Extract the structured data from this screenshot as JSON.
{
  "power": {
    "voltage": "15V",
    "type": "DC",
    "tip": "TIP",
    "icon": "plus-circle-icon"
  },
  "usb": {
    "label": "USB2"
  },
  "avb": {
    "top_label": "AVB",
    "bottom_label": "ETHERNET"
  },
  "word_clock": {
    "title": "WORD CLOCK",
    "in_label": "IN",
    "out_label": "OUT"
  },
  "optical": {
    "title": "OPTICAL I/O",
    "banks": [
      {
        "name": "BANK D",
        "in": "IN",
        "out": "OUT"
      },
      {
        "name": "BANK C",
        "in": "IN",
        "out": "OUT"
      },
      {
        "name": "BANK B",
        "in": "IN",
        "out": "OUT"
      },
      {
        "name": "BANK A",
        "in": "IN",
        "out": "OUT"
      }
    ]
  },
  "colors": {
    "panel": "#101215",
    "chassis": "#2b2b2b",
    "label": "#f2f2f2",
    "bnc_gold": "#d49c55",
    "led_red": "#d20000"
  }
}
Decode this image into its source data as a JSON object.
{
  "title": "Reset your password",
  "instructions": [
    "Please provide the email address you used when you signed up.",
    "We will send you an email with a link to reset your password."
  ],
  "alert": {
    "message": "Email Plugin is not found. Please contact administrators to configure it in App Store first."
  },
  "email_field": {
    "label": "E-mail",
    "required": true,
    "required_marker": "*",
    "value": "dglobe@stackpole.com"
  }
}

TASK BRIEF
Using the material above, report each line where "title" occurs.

EXERCISE RESULT
    "title": "WORD CLOCK",
    "title": "OPTICAL I/O",
  "title": "Reset your password",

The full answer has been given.